Pho says he plans to launch initially with the traditional six-pack of information—altitude, heading, airspeed, vertical speed, horizontal direction and a magnetic compass. Brilliant Eyes “works in full sun,” he explains, but could benefit from additional brightness through changes to the backlighting for the LCD. He is projecting an 8-hr. battery life for the device.

Making the data presentation conformal to the pilot's head position during flight remains an ongoing research area. Pho says he is testing an off-the-shelf AHRS, as well as an on-chip sensor for tracking the movements of the HMD. The pilot would have to calibrate the glasses at the start of the flight to align the device's AHRS with the aircraft attitude, after which certain functions—such as the horizon line—would remain in the correct location as the pilot's head moves.

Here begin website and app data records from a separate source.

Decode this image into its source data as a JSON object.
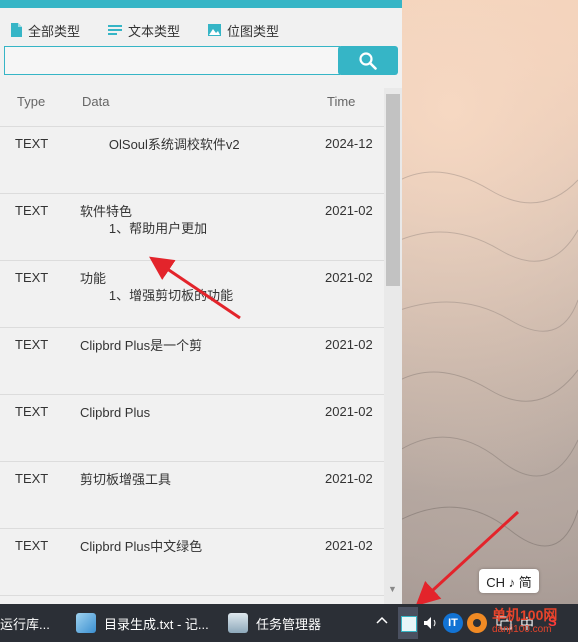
{
  "tabs": [
    {
      "label": "全部类型",
      "icon": "file-icon"
    },
    {
      "label": "文本类型",
      "icon": "text-lines-icon"
    },
    {
      "label": "位图类型",
      "icon": "image-icon"
    }
  ],
  "search": {
    "value": "",
    "placeholder": ""
  },
  "table": {
    "headers": {
      "type": "Type",
      "data": "Data",
      "time": "Time"
    },
    "rows": [
      {
        "type": "TEXT",
        "data": "        OlSoul系统调校软件v2",
        "time": "2024-12"
      },
      {
        "type": "TEXT",
        "data": "软件特色\n        1、帮助用户更加",
        "time": "2021-02"
      },
      {
        "type": "TEXT",
        "data": "功能\n        1、增强剪切板的功能",
        "time": "2021-02"
      },
      {
        "type": "TEXT",
        "data": "Clipbrd Plus是一个剪",
        "time": "2021-02"
      },
      {
        "type": "TEXT",
        "data": "Clipbrd Plus",
        "time": "2021-02"
      },
      {
        "type": "TEXT",
        "data": "剪切板增强工具",
        "time": "2021-02"
      },
      {
        "type": "TEXT",
        "data": "Clipbrd Plus中文绿色",
        "time": "2021-02"
      }
    ]
  },
  "ime": {
    "label": "CH ♪ 简"
  },
  "taskbar": {
    "items": [
      {
        "label": "运行库..."
      },
      {
        "label": "目录生成.txt - 记..."
      },
      {
        "label": "任务管理器"
      }
    ],
    "tray_ime": "中",
    "tray_it": "IT"
  },
  "watermark": {
    "logo": "单机100网",
    "url": "danji100.com"
  },
  "colors": {
    "accent": "#36b5c6",
    "annotation": "#e3242b",
    "taskbar": "#2b2f36"
  }
}
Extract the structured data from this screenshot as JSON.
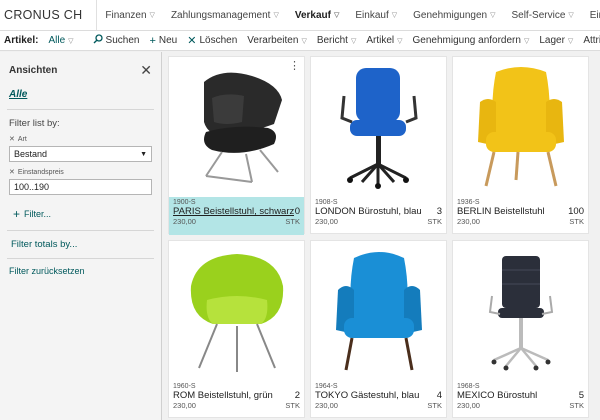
{
  "topnav": {
    "company": "CRONUS CH",
    "items": [
      {
        "label": "Finanzen"
      },
      {
        "label": "Zahlungsmanagement"
      },
      {
        "label": "Verkauf"
      },
      {
        "label": "Einkauf"
      },
      {
        "label": "Genehmigungen"
      },
      {
        "label": "Self-Service"
      },
      {
        "label": "Einrichtung und Erweiterungen"
      }
    ]
  },
  "actionbar": {
    "title": "Artikel:",
    "filter": "Alle",
    "buttons": [
      {
        "label": "Suchen",
        "icon": "search-icon"
      },
      {
        "label": "Neu",
        "icon": "plus-icon"
      },
      {
        "label": "Löschen",
        "icon": "delete-icon"
      },
      {
        "label": "Verarbeiten"
      },
      {
        "label": "Bericht"
      },
      {
        "label": "Artikel"
      },
      {
        "label": "Genehmigung anfordern"
      },
      {
        "label": "Lager"
      },
      {
        "label": "Attribute"
      }
    ]
  },
  "sidebar": {
    "title": "Ansichten",
    "all_view": "Alle",
    "filter_list_by": "Filter list by:",
    "filter1_label": "Art",
    "filter1_value": "Bestand",
    "filter2_label": "Einstandspreis",
    "filter2_value": "100..190",
    "add_filter": "Filter...",
    "filter_totals": "Filter totals by...",
    "reset": "Filter zurücksetzen"
  },
  "items": [
    {
      "code": "1900-S",
      "name": "PARIS Beistellstuhl, schwarz",
      "qty": "0",
      "price": "230,00",
      "unit": "STK",
      "color": "#2a2a2a",
      "selected": true
    },
    {
      "code": "1908-S",
      "name": "LONDON Bürostuhl, blau",
      "qty": "3",
      "price": "230,00",
      "unit": "STK",
      "color": "#1e63c9",
      "selected": false
    },
    {
      "code": "1936-S",
      "name": "BERLIN Beistellstuhl",
      "qty": "100",
      "price": "230,00",
      "unit": "STK",
      "color": "#f2c318",
      "selected": false
    },
    {
      "code": "1960-S",
      "name": "ROM Beistellstuhl, grün",
      "qty": "2",
      "price": "230,00",
      "unit": "STK",
      "color": "#9ad11d",
      "selected": false
    },
    {
      "code": "1964-S",
      "name": "TOKYO Gästestuhl, blau",
      "qty": "4",
      "price": "230,00",
      "unit": "STK",
      "color": "#1a8fd6",
      "selected": false
    },
    {
      "code": "1968-S",
      "name": "MEXICO Bürostuhl",
      "qty": "5",
      "price": "230,00",
      "unit": "STK",
      "color": "#2b2f3a",
      "selected": false
    }
  ]
}
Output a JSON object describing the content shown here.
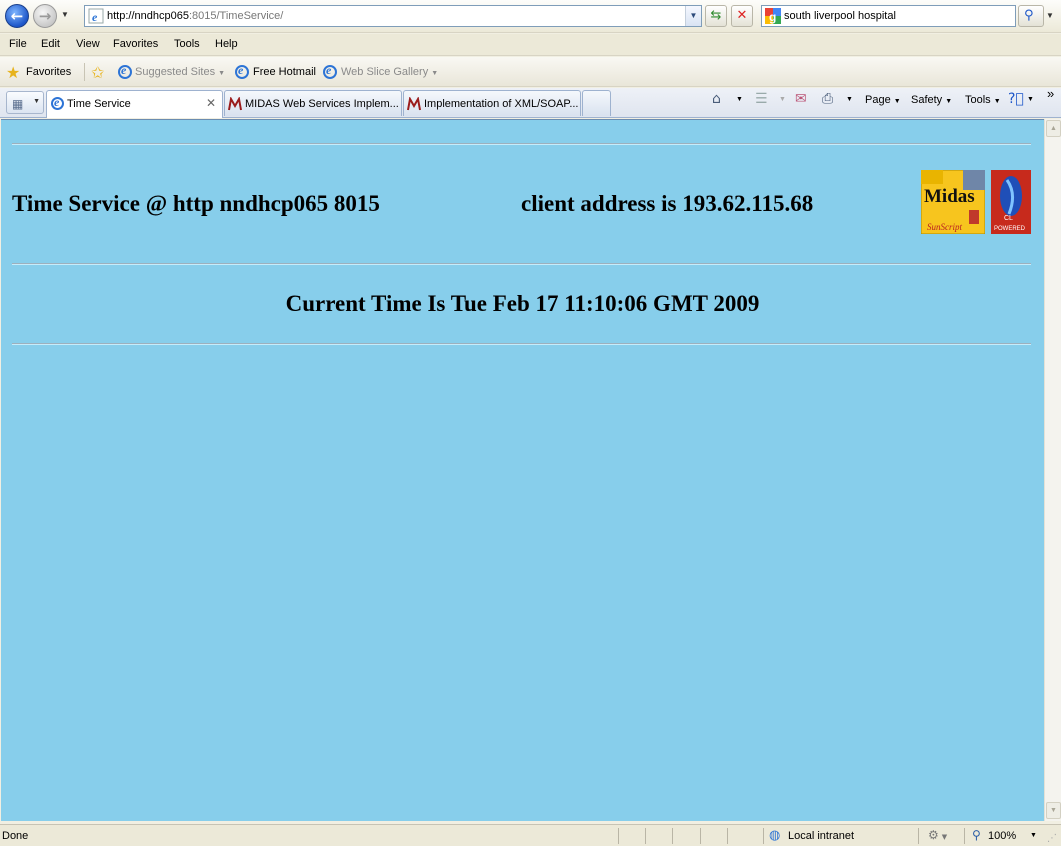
{
  "browser": {
    "address_url_host": "http://nndhcp065",
    "address_url_rest": ":8015/TimeService/",
    "search_query": "south liverpool hospital"
  },
  "menu": {
    "file": "File",
    "edit": "Edit",
    "view": "View",
    "favorites": "Favorites",
    "tools": "Tools",
    "help": "Help"
  },
  "favorites_bar": {
    "favorites_label": "Favorites",
    "suggested_sites": "Suggested Sites",
    "free_hotmail": "Free Hotmail",
    "web_slice_gallery": "Web Slice Gallery"
  },
  "tabs": [
    {
      "label": "Time Service",
      "active": true
    },
    {
      "label": "MIDAS Web Services Implem...",
      "active": false
    },
    {
      "label": "Implementation of XML/SOAP...",
      "active": false
    }
  ],
  "command_bar": {
    "page": "Page",
    "safety": "Safety",
    "tools": "Tools",
    "overflow": "»"
  },
  "content": {
    "service_title": "Time Service @ http nndhcp065 8015",
    "client_address": "client address is 193.62.115.68",
    "current_time": "Current Time Is Tue Feb 17 11:10:06 GMT 2009",
    "background_color": "#87ceeb",
    "logo_midas_text": "Midas",
    "logo_midas_sub": "SunScript",
    "logo_cl_text": "CL",
    "logo_cl_sub": "POWERED"
  },
  "status_bar": {
    "status": "Done",
    "zone": "Local intranet",
    "zoom": "100%"
  }
}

“The calibration doesn't have to be that precise,” notes Pho. “It is only intended to be an aid and doesn't have to be spot-on.” As a situational awareness aid, Pho says the HMD will not require FAA certification.

Once calibrated though, Brilliant Eyes must stay in place for the calibration to remain valid, which may require the use of an elastic head band rather than glasses or a headset mount, at least in the near term. “We think there's room in the future to build the entire system on a pair of Oakleys,” says Pho.